I once saw this done with Hubble data in an OMNIMAX presentation (the one that combined Hubble images and the last upgrade mission), and it was amazing. All of these are jaw-dropping. Some are animated GIFs like this. Some are back-and-forth video animations on YouTube.

Click through for all of them: http://www.wired.com/wiredscience/2013/02/nebulas-in-3-d/

(via Chandra :: Chronicles :: Chandra in 2012: A Teenager in Space :: Dec 14, 2012)
So, Chandra’s a teen, it would seem. And Hubble is the older sibling, though Hubble’s had some servicing missions through the years, while Chranda has had to operate a bit too far out for help. She was launched out of Columbia in 2000 and hasn’t “looked back” since.
(Rimshot, because, of course, Chandra is always “looking back” in time when it looks far out into space.)
Where was I, oh, right, so you really want to click through on the link as there are some amazing collections of Chandra imagery here.
One of the most amazing things is that x-ray astronomy lets you see the effects of dark matter, especially in galaxy clusters and cluster collisions.
Here’s to many more years, Chandra!

(via Chandra :: Chronicles :: Chandra in 2012: A Teenager in Space :: Dec 14, 2012)

So, Chandra’s a teen, it would seem. And Hubble is the older sibling, though Hubble’s had some servicing missions through the years, while Chranda has had to operate a bit too far out for help. She was launched out of Columbia in 2000 and hasn’t “looked back” since.
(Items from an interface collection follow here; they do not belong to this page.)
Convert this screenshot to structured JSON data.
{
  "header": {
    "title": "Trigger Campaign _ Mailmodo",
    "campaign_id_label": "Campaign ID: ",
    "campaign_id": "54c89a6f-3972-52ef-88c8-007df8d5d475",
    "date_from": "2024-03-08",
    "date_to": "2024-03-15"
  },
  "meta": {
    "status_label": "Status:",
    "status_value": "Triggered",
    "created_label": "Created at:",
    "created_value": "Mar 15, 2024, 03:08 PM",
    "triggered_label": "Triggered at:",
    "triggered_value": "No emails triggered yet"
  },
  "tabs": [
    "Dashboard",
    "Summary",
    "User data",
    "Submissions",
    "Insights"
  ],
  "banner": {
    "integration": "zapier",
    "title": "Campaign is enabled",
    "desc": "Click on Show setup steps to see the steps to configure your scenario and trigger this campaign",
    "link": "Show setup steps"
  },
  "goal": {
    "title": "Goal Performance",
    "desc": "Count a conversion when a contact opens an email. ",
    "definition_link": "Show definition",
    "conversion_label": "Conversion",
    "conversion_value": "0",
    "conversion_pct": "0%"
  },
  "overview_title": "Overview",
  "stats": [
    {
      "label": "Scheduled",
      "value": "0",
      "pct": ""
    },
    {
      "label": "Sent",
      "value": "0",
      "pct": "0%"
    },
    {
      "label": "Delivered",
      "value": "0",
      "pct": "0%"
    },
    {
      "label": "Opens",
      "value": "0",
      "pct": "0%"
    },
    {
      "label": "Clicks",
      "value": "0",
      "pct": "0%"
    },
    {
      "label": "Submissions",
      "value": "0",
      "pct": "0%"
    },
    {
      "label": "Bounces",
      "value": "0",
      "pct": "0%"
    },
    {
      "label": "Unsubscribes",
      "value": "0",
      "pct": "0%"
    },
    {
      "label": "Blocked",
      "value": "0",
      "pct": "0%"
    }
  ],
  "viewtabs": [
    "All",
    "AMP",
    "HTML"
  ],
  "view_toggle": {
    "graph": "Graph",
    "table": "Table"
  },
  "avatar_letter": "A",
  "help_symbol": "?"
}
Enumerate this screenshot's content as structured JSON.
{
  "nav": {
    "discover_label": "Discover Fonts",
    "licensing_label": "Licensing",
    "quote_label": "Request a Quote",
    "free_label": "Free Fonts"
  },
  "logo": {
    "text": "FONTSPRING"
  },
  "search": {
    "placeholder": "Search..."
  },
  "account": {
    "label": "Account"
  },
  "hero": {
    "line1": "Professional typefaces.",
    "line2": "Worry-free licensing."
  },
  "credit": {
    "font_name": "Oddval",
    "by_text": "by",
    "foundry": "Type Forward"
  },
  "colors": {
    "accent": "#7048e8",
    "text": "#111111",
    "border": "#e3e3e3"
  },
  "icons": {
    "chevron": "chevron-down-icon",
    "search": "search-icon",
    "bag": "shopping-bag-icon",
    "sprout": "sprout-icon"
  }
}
(Rimshot, because, of course, Chandra is always “looking back” in time when it looks far out into space.)

Where was I, oh, right, so you really want to click through on the link as there are some amazing collections of Chandra imagery here.

One of the most amazing things is that x-ray astronomy lets you see the effects of dark matter, especially in galaxy clusters and cluster collisions.

Here’s to many more years, Chandra!

(via APOD: 2013 February 6)
The Arms of M106
Credit: Image Data - Hubble Legacy Archive, Robert Gendler, Jay Gabany, Processing - Robert Gendler
Two massive jets of hydrogen gas spiral “wrong” in relation to the motion of the rest M106’s spiral arms. The others show typical dust lanes, blue star cluster, pink star forming regions, and a central yellow area with older stars. The two tendrils spinning up and down are being blown out by the energy jets coming from the galaxy’s central supermassive black hole.

(via APOD: 2013 February 6)

The Arms of M106

Credit: Image Data - Hubble Legacy Archive, Robert Gendler, Jay Gabany, Processing - Robert Gendler

Two massive jets of hydrogen gas spiral “wrong” in relation to the motion of the rest M106’s spiral arms. The others show typical dust lanes, blue star cluster, pink star forming regions, and a central yellow area with older stars. The two tendrils spinning up and down are being blown out by the energy jets coming from the galaxy’s central supermassive black hole.